At around 8pm last night, someone in Sir George Young’s office phoned someone in Ed Miliband’s office. Not enough Tories are going to vote against the amendment from Tim Loughton intended to wreck the gay marriage bill, the person explained. Labour would have to vote against or risk the bill being derailed.
Ed Miliband agreed, and encouraged his MPs to do the same. In the end, the amendment was defeated, but only thanks to Labour’s action. So it was no surprise to see headlines such as that in the Guardian this morning, which read:
Fraser Nelson writes an interesting column in the Telegraph today arguing that David Cameron has returned to Downing Street a changed man in 2013 with a renewed desire to make “Cameronism” mean something. But Nelson also notes that the Tory leader’s big vision all too often gets lost in policy u-turns and conflicting messages.
It is a trait that is increasingly vexing his backbenchers, fed up of defending contradictory messages emanating from the centre with their local associations.
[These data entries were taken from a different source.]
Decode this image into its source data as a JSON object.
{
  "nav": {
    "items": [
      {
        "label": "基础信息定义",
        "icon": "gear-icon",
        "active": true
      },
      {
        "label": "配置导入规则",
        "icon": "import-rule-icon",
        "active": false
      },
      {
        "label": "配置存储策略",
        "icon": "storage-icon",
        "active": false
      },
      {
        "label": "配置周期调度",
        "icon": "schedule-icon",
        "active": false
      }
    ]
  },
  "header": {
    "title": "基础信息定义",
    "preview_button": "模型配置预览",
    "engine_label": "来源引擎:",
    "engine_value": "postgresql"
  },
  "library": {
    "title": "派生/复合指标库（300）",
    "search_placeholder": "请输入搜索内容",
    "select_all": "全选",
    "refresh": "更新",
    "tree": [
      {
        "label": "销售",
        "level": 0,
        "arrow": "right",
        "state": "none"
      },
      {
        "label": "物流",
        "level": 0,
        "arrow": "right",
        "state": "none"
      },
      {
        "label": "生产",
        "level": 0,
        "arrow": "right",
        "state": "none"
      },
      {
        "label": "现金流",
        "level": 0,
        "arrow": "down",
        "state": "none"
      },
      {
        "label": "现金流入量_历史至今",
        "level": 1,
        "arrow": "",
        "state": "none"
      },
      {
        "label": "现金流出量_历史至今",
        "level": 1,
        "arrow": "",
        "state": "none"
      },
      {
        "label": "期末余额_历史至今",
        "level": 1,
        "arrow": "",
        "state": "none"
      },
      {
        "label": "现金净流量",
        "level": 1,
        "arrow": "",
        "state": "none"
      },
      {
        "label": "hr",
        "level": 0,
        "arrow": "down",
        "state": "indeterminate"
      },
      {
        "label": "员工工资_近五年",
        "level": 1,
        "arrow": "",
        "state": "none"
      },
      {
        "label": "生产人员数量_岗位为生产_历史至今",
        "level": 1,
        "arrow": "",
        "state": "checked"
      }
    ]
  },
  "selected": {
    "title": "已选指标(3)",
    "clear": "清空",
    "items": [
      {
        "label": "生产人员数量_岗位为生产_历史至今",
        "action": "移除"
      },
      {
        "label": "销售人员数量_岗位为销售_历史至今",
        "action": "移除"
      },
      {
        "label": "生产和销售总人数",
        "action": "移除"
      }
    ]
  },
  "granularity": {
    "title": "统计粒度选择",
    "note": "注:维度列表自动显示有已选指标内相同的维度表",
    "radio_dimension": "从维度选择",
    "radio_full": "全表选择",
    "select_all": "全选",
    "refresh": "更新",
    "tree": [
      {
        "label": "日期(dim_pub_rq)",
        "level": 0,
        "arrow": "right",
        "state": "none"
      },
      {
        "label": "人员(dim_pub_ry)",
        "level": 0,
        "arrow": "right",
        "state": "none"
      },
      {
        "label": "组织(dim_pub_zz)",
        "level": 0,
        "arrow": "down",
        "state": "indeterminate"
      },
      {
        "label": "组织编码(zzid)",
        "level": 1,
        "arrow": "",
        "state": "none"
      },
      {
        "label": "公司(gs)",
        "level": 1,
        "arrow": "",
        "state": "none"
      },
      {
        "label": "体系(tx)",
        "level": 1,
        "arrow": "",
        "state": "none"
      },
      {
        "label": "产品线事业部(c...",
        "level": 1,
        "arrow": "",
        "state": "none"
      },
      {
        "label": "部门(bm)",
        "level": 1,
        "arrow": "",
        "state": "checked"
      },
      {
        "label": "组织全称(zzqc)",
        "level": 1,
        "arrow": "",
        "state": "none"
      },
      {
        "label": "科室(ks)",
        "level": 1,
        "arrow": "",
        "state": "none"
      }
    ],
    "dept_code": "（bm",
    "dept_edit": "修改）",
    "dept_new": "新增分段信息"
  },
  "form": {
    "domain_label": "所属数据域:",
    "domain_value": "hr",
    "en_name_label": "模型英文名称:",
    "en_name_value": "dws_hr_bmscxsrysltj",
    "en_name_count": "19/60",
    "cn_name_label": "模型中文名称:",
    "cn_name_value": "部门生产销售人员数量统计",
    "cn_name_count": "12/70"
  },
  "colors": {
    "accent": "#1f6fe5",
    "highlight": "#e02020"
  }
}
This week those rumblings rose to the surface when his parliamentary party used a meeting on the 2015 election strategy to let off steam about his very public backing of gay marriage.